Description of the task: Where the data below has the string "handle", return the whole line.

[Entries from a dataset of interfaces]
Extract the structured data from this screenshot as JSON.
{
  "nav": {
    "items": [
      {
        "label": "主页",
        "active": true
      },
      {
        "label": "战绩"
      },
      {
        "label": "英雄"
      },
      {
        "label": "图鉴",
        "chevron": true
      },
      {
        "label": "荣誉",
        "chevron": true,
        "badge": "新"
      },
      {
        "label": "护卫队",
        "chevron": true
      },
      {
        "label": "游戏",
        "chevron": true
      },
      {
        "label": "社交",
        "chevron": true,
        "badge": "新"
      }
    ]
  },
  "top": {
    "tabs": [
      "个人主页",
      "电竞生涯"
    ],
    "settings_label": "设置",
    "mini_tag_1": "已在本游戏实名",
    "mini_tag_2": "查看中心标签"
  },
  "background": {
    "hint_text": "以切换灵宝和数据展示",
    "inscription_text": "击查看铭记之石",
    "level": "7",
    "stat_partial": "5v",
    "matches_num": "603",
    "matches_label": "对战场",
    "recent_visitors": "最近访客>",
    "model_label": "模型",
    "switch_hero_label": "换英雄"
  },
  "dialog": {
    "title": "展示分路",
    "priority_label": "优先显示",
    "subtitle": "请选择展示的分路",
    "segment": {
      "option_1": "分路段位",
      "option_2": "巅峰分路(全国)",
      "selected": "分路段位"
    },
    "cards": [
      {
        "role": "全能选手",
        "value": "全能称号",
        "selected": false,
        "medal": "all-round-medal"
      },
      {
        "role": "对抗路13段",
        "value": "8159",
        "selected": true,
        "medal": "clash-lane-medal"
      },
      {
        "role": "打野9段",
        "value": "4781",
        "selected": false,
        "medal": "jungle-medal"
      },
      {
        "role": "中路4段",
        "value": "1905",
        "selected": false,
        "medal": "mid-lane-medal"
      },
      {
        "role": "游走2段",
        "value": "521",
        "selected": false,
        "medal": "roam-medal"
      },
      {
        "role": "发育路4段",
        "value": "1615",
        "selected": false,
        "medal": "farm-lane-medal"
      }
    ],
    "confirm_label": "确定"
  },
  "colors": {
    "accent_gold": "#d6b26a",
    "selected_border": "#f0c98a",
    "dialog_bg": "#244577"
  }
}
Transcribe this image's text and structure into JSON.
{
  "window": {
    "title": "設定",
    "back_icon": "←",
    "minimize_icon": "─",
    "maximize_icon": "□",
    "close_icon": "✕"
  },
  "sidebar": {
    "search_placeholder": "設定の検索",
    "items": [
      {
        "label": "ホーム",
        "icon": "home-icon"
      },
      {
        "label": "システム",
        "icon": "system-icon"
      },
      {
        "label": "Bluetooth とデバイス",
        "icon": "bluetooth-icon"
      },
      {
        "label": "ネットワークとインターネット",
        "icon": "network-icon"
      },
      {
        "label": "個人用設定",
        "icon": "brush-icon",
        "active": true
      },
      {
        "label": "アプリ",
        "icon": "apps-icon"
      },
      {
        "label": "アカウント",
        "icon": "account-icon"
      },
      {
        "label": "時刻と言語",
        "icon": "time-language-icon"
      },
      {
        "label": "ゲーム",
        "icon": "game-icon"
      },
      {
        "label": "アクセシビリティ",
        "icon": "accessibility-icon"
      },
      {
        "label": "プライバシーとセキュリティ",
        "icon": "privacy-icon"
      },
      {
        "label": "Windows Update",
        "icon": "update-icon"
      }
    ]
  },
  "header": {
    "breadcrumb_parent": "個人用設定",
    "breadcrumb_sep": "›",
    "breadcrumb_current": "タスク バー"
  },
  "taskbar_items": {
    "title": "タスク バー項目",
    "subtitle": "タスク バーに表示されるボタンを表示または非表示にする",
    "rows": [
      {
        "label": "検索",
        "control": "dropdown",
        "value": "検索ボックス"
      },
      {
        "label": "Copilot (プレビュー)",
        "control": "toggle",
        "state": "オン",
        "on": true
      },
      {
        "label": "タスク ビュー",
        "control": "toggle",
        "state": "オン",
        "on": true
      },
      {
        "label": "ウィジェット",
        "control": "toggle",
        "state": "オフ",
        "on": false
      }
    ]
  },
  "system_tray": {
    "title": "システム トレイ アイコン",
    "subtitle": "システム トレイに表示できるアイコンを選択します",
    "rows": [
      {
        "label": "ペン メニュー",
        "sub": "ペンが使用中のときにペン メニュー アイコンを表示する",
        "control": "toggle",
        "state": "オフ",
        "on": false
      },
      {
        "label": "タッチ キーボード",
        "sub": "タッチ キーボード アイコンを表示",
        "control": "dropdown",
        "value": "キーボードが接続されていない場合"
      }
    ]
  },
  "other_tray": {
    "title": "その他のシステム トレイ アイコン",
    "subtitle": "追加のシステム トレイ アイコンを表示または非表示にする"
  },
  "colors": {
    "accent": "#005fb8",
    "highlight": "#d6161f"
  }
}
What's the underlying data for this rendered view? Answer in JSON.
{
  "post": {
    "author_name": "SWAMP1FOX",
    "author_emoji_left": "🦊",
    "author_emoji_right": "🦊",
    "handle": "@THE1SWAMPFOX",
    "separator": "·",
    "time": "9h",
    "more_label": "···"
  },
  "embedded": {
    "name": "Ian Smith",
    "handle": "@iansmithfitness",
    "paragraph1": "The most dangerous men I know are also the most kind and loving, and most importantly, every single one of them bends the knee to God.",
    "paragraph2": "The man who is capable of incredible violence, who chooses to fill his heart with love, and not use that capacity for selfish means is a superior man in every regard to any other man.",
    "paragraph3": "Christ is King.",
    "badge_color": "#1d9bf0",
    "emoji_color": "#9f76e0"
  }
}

Task answer:
    "handle": "@THE1SWAMPFOX",
    "handle": "@iansmithfitness",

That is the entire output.